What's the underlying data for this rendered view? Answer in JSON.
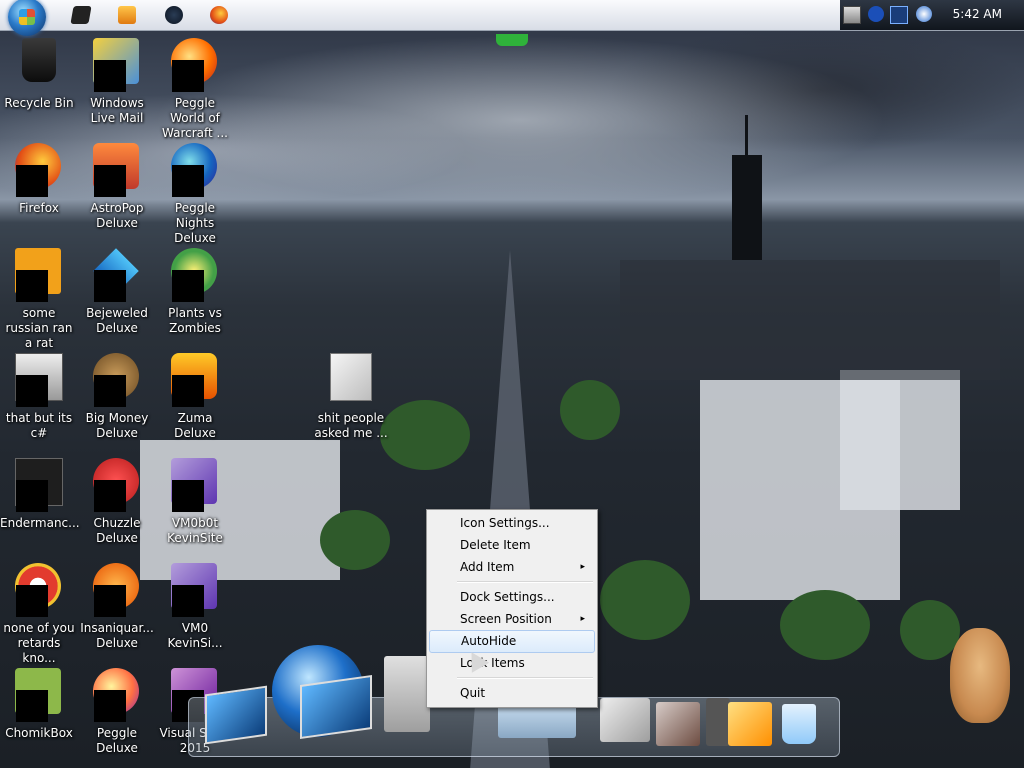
{
  "taskbar": {
    "clock": "5:42 AM"
  },
  "desktop_icons": [
    {
      "label": "Recycle Bin",
      "icon": "recycle-bin-icon"
    },
    {
      "label": "Windows Live Mail",
      "icon": "windows-live-mail-icon"
    },
    {
      "label": "Peggle World of Warcraft ...",
      "icon": "peggle-wow-icon"
    },
    {
      "label": "Firefox",
      "icon": "firefox-icon"
    },
    {
      "label": "AstroPop Deluxe",
      "icon": "astropop-icon"
    },
    {
      "label": "Peggle Nights Deluxe",
      "icon": "peggle-nights-icon"
    },
    {
      "label": "some russian ran a rat",
      "icon": "file-icon"
    },
    {
      "label": "Bejeweled Deluxe",
      "icon": "bejeweled-icon"
    },
    {
      "label": "Plants vs Zombies",
      "icon": "plants-vs-zombies-icon"
    },
    {
      "label": "that but its c#",
      "icon": "folder-stack-icon"
    },
    {
      "label": "Big Money Deluxe",
      "icon": "big-money-icon"
    },
    {
      "label": "Zuma Deluxe",
      "icon": "zuma-icon"
    },
    {
      "label": "shit people asked me ...",
      "icon": "document-icon"
    },
    {
      "label": "Endermanc...",
      "icon": "console-icon"
    },
    {
      "label": "Chuzzle Deluxe",
      "icon": "chuzzle-icon"
    },
    {
      "label": "VM0b0t KevinSite",
      "icon": "visual-studio-icon"
    },
    {
      "label": "none of you retards kno...",
      "icon": "chrome-icon"
    },
    {
      "label": "Insaniquar... Deluxe",
      "icon": "insaniquarium-icon"
    },
    {
      "label": "VM0 KevinSi...",
      "icon": "visual-studio-icon"
    },
    {
      "label": "ChomikBox",
      "icon": "chomikbox-icon"
    },
    {
      "label": "Peggle Deluxe",
      "icon": "peggle-icon"
    },
    {
      "label": "Visual Stu... 2015",
      "icon": "visual-studio-icon"
    }
  ],
  "context_menu": {
    "items": [
      {
        "label": "Icon Settings...",
        "submenu": false
      },
      {
        "label": "Delete Item",
        "submenu": false
      },
      {
        "label": "Add Item",
        "submenu": true
      },
      {
        "label": "Dock Settings...",
        "submenu": false
      },
      {
        "label": "Screen Position",
        "submenu": true
      },
      {
        "label": "AutoHide",
        "submenu": false,
        "highlighted": true
      },
      {
        "label": "Lock Items",
        "submenu": false
      },
      {
        "label": "Quit",
        "submenu": false
      }
    ],
    "arrow": "▸"
  },
  "dock": {
    "items": [
      "computer-icon",
      "globe-icon",
      "monitor-icon",
      "folder-icon",
      "documents-icon",
      "pictures-icon",
      "tools-icon",
      "settings-icon",
      "hammer-wrench-icon",
      "recycle-bin-icon"
    ]
  },
  "colors": {
    "menu_bg": "#f0f0f0",
    "menu_highlight": "#dcebfb",
    "tray_bg": "#11161d"
  }
}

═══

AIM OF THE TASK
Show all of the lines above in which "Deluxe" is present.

SOLUTION FOR THIS EXERCISE
      "label": "AstroPop Deluxe",
      "label": "Peggle Nights Deluxe",
      "label": "Bejeweled Deluxe",
      "label": "Big Money Deluxe",
      "label": "Zuma Deluxe",
      "label": "Chuzzle Deluxe",
      "label": "Insaniquar... Deluxe",
      "label": "Peggle Deluxe",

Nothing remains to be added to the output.